[Opening The data section]

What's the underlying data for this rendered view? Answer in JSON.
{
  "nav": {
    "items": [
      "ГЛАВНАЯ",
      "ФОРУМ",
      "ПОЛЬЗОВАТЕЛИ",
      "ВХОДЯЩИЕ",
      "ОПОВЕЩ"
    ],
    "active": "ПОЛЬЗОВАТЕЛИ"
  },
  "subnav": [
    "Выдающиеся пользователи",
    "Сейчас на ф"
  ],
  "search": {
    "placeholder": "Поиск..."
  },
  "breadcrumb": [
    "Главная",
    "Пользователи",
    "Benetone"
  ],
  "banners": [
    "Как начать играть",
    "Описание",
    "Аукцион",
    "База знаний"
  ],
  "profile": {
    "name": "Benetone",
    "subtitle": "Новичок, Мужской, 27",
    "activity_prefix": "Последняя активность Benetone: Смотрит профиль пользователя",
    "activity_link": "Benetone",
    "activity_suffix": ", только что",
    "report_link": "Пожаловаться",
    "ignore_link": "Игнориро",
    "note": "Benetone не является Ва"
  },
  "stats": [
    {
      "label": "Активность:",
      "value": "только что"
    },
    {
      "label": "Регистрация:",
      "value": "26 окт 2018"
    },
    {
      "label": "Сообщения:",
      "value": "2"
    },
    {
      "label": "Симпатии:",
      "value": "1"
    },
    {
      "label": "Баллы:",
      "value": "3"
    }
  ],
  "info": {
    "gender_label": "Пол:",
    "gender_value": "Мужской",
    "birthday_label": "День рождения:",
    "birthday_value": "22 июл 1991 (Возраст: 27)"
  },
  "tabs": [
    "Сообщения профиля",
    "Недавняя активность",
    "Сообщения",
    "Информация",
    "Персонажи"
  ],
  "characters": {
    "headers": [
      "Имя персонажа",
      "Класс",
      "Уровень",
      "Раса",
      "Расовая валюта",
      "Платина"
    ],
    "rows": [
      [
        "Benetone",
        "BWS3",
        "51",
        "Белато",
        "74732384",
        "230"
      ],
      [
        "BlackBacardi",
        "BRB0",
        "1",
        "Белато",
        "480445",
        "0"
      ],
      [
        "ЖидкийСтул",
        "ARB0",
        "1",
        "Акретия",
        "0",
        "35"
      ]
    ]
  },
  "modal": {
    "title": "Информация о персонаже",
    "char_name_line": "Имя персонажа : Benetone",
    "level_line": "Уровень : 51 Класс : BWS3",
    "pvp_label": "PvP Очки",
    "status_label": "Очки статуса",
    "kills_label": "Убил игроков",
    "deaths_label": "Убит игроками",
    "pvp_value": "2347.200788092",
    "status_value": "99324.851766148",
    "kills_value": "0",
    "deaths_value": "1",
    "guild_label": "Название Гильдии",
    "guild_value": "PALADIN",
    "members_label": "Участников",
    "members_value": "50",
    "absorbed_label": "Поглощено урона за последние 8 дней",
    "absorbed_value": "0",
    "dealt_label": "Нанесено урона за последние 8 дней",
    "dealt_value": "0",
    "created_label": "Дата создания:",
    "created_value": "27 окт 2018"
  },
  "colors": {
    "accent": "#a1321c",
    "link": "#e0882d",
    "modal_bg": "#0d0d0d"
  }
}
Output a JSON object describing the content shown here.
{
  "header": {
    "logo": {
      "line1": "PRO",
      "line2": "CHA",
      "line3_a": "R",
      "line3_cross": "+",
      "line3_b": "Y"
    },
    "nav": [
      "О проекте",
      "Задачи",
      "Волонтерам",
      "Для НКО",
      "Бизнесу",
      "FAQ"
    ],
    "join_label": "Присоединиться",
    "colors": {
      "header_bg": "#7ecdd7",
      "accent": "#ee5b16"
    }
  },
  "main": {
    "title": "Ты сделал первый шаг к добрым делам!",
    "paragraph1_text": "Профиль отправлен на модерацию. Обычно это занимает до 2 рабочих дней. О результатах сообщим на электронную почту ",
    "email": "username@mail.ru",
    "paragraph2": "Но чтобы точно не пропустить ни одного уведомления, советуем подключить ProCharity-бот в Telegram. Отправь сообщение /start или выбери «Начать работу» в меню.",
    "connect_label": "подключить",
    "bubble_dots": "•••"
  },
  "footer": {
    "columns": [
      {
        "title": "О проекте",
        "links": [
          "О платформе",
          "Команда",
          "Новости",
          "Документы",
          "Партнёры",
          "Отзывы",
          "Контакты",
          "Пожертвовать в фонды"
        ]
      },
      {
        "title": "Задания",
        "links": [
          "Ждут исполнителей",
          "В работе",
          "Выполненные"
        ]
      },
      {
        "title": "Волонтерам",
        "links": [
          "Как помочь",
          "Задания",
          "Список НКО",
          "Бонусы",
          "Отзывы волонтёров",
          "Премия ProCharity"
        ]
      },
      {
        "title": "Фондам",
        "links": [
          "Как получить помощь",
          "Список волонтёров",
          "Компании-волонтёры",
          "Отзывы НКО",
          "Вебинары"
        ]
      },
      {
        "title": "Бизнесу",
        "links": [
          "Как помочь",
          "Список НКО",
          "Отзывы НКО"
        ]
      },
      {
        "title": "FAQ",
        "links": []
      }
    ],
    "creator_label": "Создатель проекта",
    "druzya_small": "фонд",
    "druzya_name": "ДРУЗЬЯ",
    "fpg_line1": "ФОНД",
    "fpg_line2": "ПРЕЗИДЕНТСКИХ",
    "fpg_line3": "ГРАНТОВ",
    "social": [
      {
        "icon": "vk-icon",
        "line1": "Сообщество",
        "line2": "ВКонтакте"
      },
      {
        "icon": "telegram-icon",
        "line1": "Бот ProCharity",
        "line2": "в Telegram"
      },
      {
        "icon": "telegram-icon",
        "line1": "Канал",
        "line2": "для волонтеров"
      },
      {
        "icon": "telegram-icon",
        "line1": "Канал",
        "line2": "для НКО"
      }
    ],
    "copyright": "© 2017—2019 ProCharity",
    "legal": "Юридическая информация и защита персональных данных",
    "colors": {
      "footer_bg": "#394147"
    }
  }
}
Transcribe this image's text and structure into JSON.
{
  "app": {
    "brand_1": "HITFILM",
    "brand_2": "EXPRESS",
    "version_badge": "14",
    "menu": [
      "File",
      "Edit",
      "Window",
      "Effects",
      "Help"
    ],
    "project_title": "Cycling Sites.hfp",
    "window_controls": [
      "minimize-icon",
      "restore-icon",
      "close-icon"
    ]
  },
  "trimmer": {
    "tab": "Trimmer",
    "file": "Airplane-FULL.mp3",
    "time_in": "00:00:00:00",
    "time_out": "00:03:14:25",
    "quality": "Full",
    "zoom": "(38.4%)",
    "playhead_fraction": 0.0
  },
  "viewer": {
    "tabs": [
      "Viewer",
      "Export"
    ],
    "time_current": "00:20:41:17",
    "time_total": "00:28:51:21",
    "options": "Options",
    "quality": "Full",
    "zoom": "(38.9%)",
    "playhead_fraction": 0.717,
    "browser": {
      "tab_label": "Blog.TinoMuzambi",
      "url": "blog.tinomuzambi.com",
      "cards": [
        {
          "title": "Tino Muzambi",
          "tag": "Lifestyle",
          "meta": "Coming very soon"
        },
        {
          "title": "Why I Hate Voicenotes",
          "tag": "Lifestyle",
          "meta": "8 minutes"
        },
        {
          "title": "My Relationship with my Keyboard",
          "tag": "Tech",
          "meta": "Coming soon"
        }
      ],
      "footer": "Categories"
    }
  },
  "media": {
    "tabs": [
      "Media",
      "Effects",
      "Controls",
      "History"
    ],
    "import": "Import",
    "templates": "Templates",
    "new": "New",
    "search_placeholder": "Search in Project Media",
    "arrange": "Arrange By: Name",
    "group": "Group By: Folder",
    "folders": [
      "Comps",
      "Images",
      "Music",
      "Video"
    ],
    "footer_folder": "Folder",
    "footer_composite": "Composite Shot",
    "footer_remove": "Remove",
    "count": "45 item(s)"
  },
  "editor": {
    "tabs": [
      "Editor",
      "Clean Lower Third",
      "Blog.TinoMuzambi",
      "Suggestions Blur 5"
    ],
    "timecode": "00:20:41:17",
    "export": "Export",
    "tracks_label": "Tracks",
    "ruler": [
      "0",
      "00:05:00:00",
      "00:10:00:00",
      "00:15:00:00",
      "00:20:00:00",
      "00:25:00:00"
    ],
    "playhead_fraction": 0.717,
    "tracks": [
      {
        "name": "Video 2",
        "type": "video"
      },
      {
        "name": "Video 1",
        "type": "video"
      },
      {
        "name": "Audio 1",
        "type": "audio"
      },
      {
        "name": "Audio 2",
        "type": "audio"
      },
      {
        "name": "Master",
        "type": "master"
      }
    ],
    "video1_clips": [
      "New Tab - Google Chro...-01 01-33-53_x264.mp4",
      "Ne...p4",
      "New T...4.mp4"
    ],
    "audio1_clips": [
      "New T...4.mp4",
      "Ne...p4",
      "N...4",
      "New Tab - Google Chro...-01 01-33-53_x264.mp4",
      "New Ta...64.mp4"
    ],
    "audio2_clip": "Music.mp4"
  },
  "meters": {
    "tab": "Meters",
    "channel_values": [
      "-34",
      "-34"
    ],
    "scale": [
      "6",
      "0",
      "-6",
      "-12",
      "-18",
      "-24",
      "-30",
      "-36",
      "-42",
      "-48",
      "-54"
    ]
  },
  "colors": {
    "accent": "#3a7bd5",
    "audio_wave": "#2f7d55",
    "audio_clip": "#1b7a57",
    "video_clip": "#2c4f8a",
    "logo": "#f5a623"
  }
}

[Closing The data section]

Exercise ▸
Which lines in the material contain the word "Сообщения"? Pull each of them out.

Final answer ▸
      "label": "Сообщения:",
    "Сообщения профиля",
    "Сообщения",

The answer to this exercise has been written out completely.